:: BRIEF ::
Take the entries that follow and write each one out exactly.

[Page and application data records]

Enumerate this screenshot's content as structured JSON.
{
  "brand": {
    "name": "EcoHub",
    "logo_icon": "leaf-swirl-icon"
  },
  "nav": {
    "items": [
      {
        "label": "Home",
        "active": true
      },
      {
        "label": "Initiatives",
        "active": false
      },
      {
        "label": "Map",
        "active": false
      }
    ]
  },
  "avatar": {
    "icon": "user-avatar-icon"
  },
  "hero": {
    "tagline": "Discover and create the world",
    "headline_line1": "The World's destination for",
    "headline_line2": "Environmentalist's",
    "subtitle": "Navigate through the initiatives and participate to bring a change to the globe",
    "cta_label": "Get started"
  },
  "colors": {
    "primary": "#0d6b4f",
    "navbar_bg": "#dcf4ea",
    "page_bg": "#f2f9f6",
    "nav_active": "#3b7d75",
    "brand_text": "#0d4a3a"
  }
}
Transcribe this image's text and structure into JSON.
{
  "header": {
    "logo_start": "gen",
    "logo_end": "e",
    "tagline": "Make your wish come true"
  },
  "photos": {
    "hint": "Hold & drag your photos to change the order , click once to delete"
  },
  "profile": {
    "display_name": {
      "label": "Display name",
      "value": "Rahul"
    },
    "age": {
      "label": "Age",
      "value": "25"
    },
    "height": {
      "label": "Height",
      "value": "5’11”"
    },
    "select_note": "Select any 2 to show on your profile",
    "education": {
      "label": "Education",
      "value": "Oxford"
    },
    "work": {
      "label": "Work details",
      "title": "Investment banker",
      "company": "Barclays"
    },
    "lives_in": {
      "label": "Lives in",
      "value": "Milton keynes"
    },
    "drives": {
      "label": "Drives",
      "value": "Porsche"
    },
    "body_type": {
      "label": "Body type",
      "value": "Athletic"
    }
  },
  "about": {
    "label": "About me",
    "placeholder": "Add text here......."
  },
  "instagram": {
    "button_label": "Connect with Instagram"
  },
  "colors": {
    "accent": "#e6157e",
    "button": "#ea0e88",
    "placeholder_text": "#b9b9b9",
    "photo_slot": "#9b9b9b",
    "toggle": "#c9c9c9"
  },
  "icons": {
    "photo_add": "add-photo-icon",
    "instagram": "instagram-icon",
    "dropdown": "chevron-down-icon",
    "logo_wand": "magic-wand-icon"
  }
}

:: THE ANSWER ::
Enumerate this screenshot's content as structured JSON.
{
  "brand": {
    "name": "EcoHub",
    "logo_icon": "leaf-swirl-icon"
  },
  "nav": {
    "items": [
      {
        "label": "Home",
        "active": true
      },
      {
        "label": "Initiatives",
        "active": false
      },
      {
        "label": "Map",
        "active": false
      }
    ]
  },
  "avatar": {
    "icon": "user-avatar-icon"
  },
  "hero": {
    "tagline": "Discover and create the world",
    "headline_line1": "The World's destination for",
    "headline_line2": "Environmentalist's",
    "subtitle": "Navigate through the initiatives and participate to bring a change to the globe",
    "cta_label": "Get started"
  },
  "colors": {
    "primary": "#0d6b4f",
    "navbar_bg": "#dcf4ea",
    "page_bg": "#f2f9f6",
    "nav_active": "#3b7d75",
    "brand_text": "#0d4a3a"
  }
}
Transcribe this image's text and structure into JSON.
{
  "header": {
    "logo_start": "gen",
    "logo_end": "e",
    "tagline": "Make your wish come true"
  },
  "photos": {
    "hint": "Hold & drag your photos to change the order , click once to delete"
  },
  "profile": {
    "display_name": {
      "label": "Display name",
      "value": "Rahul"
    },
    "age": {
      "label": "Age",
      "value": "25"
    },
    "height": {
      "label": "Height",
      "value": "5’11”"
    },
    "select_note": "Select any 2 to show on your profile",
    "education": {
      "label": "Education",
      "value": "Oxford"
    },
    "work": {
      "label": "Work details",
      "title": "Investment banker",
      "company": "Barclays"
    },
    "lives_in": {
      "label": "Lives in",
      "value": "Milton keynes"
    },
    "drives": {
      "label": "Drives",
      "value": "Porsche"
    },
    "body_type": {
      "label": "Body type",
      "value": "Athletic"
    }
  },
  "about": {
    "label": "About me",
    "placeholder": "Add text here......."
  },
  "instagram": {
    "button_label": "Connect with Instagram"
  },
  "colors": {
    "accent": "#e6157e",
    "button": "#ea0e88",
    "placeholder_text": "#b9b9b9",
    "photo_slot": "#9b9b9b",
    "toggle": "#c9c9c9"
  },
  "icons": {
    "photo_add": "add-photo-icon",
    "instagram": "instagram-icon",
    "dropdown": "chevron-down-icon",
    "logo_wand": "magic-wand-icon"
  }
}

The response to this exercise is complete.